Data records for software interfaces
━━━━━━━━

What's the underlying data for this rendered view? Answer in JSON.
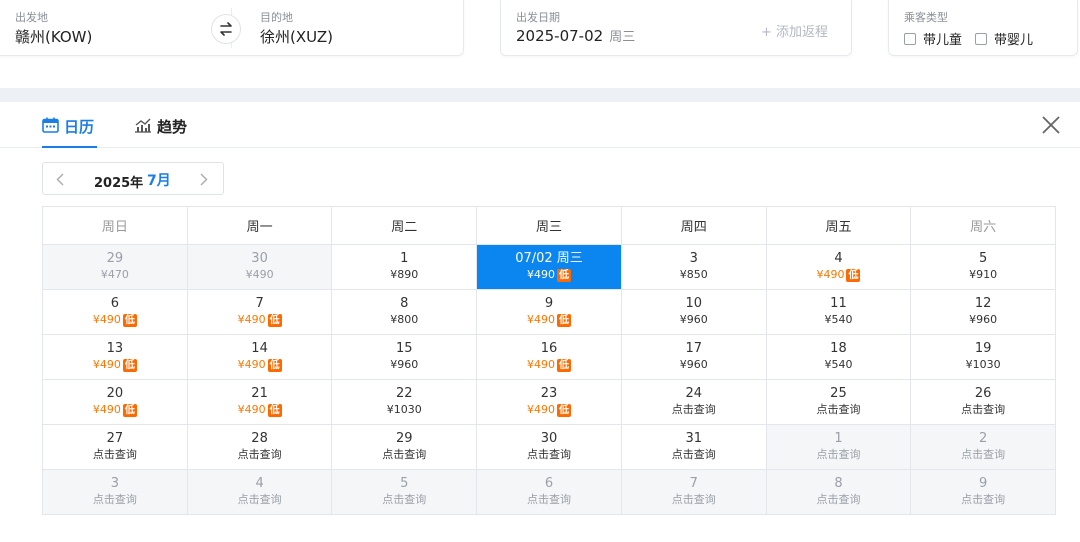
{
  "search": {
    "origin_label": "出发地",
    "origin_value": "赣州(KOW)",
    "dest_label": "目的地",
    "dest_value": "徐州(XUZ)",
    "date_label": "出发日期",
    "date_value": "2025-07-02",
    "date_weekday": "周三",
    "add_return": "+ 添加返程",
    "pax_label": "乘客类型",
    "pax_child": "带儿童",
    "pax_infant": "带婴儿"
  },
  "tabs": [
    {
      "label": "日历",
      "icon": "calendar-icon",
      "active": true
    },
    {
      "label": "趋势",
      "icon": "trend-chart-icon",
      "active": false
    }
  ],
  "month_nav": {
    "year": "2025年",
    "month": "7月"
  },
  "weekdays": [
    "周日",
    "周一",
    "周二",
    "周三",
    "周四",
    "周五",
    "周六"
  ],
  "colors": {
    "accent": "#1a7ee6",
    "selected_bg": "#0b86f0",
    "low_price": "#ff7700",
    "low_badge": "#ff6a00"
  },
  "low_badge_text": "低",
  "weeks": [
    [
      {
        "day": "29",
        "sub": "¥470",
        "muted": true
      },
      {
        "day": "30",
        "sub": "¥490",
        "muted": true
      },
      {
        "day": "1",
        "sub": "¥890"
      },
      {
        "day": "07/02 周三",
        "sub": "¥490",
        "low": true,
        "selected": true
      },
      {
        "day": "3",
        "sub": "¥850"
      },
      {
        "day": "4",
        "sub": "¥490",
        "low": true
      },
      {
        "day": "5",
        "sub": "¥910"
      }
    ],
    [
      {
        "day": "6",
        "sub": "¥490",
        "low": true
      },
      {
        "day": "7",
        "sub": "¥490",
        "low": true
      },
      {
        "day": "8",
        "sub": "¥800"
      },
      {
        "day": "9",
        "sub": "¥490",
        "low": true
      },
      {
        "day": "10",
        "sub": "¥960"
      },
      {
        "day": "11",
        "sub": "¥540"
      },
      {
        "day": "12",
        "sub": "¥960"
      }
    ],
    [
      {
        "day": "13",
        "sub": "¥490",
        "low": true
      },
      {
        "day": "14",
        "sub": "¥490",
        "low": true
      },
      {
        "day": "15",
        "sub": "¥960"
      },
      {
        "day": "16",
        "sub": "¥490",
        "low": true
      },
      {
        "day": "17",
        "sub": "¥960"
      },
      {
        "day": "18",
        "sub": "¥540"
      },
      {
        "day": "19",
        "sub": "¥1030"
      }
    ],
    [
      {
        "day": "20",
        "sub": "¥490",
        "low": true
      },
      {
        "day": "21",
        "sub": "¥490",
        "low": true
      },
      {
        "day": "22",
        "sub": "¥1030"
      },
      {
        "day": "23",
        "sub": "¥490",
        "low": true
      },
      {
        "day": "24",
        "sub": "点击查询",
        "query": true
      },
      {
        "day": "25",
        "sub": "点击查询",
        "query": true
      },
      {
        "day": "26",
        "sub": "点击查询",
        "query": true
      }
    ],
    [
      {
        "day": "27",
        "sub": "点击查询",
        "query": true
      },
      {
        "day": "28",
        "sub": "点击查询",
        "query": true
      },
      {
        "day": "29",
        "sub": "点击查询",
        "query": true
      },
      {
        "day": "30",
        "sub": "点击查询",
        "query": true
      },
      {
        "day": "31",
        "sub": "点击查询",
        "query": true
      },
      {
        "day": "1",
        "sub": "点击查询",
        "query": true,
        "muted": true
      },
      {
        "day": "2",
        "sub": "点击查询",
        "query": true,
        "muted": true
      }
    ],
    [
      {
        "day": "3",
        "sub": "点击查询",
        "query": true,
        "muted": true
      },
      {
        "day": "4",
        "sub": "点击查询",
        "query": true,
        "muted": true
      },
      {
        "day": "5",
        "sub": "点击查询",
        "query": true,
        "muted": true
      },
      {
        "day": "6",
        "sub": "点击查询",
        "query": true,
        "muted": true
      },
      {
        "day": "7",
        "sub": "点击查询",
        "query": true,
        "muted": true
      },
      {
        "day": "8",
        "sub": "点击查询",
        "query": true,
        "muted": true
      },
      {
        "day": "9",
        "sub": "点击查询",
        "query": true,
        "muted": true
      }
    ]
  ]
}
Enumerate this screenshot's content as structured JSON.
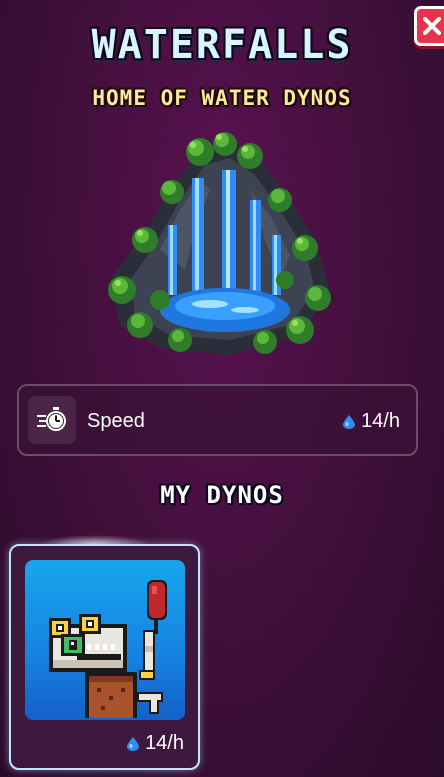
{
  "header": {
    "title": "WATERFALLS",
    "subtitle": "HOME OF WATER DYNOS"
  },
  "close_button": {
    "icon": "close-icon"
  },
  "location_art": {
    "icon": "waterfall-island-illustration"
  },
  "stat": {
    "icon": "speed-stopwatch-icon",
    "label": "Speed",
    "rate_icon": "water-drop-icon",
    "rate": "14/h"
  },
  "my_dynos": {
    "title": "MY DYNOS",
    "cards": [
      {
        "portrait": "water-dyno-character",
        "rate_icon": "water-drop-icon",
        "rate": "14/h"
      }
    ]
  },
  "colors": {
    "background": "#43103d",
    "close_button": "#e8334a",
    "title": "#d9f3ff",
    "subtitle": "#ffe89a",
    "water_drop": "#2f8df5",
    "card_border": "#bfe6ff",
    "portrait_background": "#1782e0"
  }
}
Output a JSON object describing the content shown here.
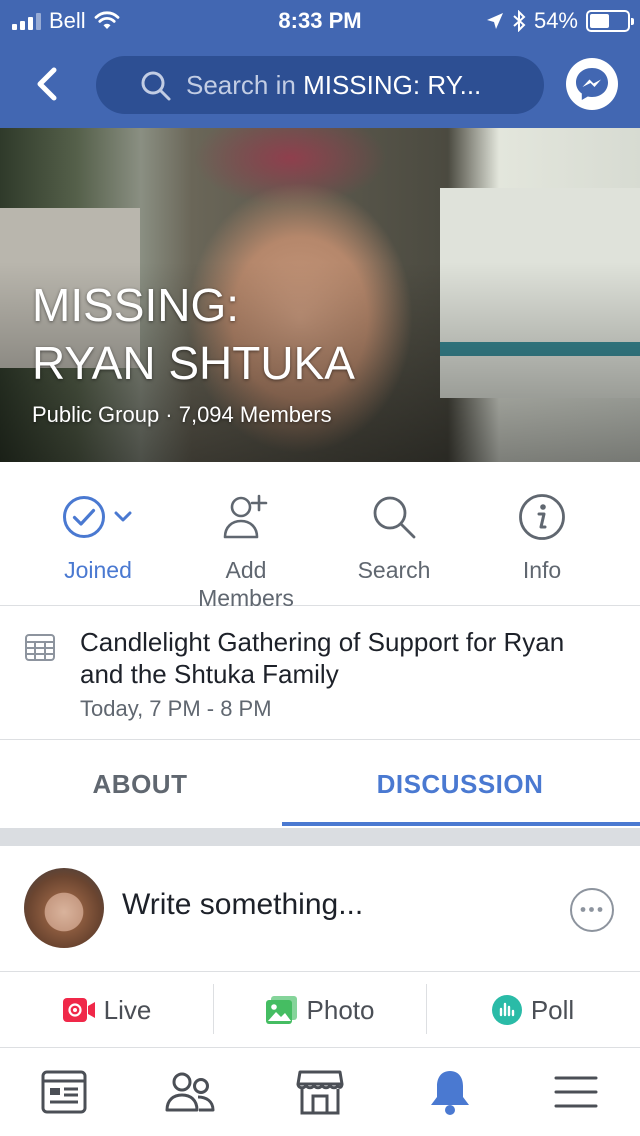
{
  "status_bar": {
    "carrier": "Bell",
    "time": "8:33 PM",
    "battery_percent": "54%",
    "battery_level": 0.54
  },
  "nav": {
    "search_placeholder": "Search in",
    "search_scope": "MISSING: RY...",
    "back_icon": "chevron-left-icon",
    "messenger_icon": "messenger-icon"
  },
  "group": {
    "title_line1": "MISSING:",
    "title_line2": "RYAN SHTUKA",
    "meta": "Public Group · 7,094 Members"
  },
  "actions": [
    {
      "label": "Joined",
      "icon": "check-circle-icon"
    },
    {
      "label_line1": "Add",
      "label_line2": "Members",
      "icon": "add-person-icon"
    },
    {
      "label": "Search",
      "icon": "search-icon"
    },
    {
      "label": "Info",
      "icon": "info-icon"
    }
  ],
  "event": {
    "title": "Candlelight Gathering of Support for Ryan and the Shtuka Family",
    "time": "Today, 7 PM - 8 PM",
    "icon": "calendar-icon"
  },
  "tabs": [
    {
      "label": "ABOUT",
      "active": false
    },
    {
      "label": "DISCUSSION",
      "active": true
    }
  ],
  "composer": {
    "placeholder": "Write something..."
  },
  "post_types": [
    {
      "label": "Live",
      "icon": "live-video-icon",
      "color": "#f02849"
    },
    {
      "label": "Photo",
      "icon": "photo-icon",
      "color": "#45bd62"
    },
    {
      "label": "Poll",
      "icon": "poll-icon",
      "color": "#2abba7"
    }
  ],
  "bottom_nav": [
    "news-feed-icon",
    "groups-icon",
    "marketplace-icon",
    "notifications-icon",
    "menu-icon"
  ],
  "colors": {
    "brand": "#4267b2",
    "accent": "#4a79d1"
  }
}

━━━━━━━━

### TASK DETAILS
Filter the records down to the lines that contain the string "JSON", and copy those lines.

### ANSWER SPACE
What's the underlying data for this rendered view? Answer in JSON.
Enumerate this screenshot's content as structured JSON.
Output a JSON object describing the content shown here.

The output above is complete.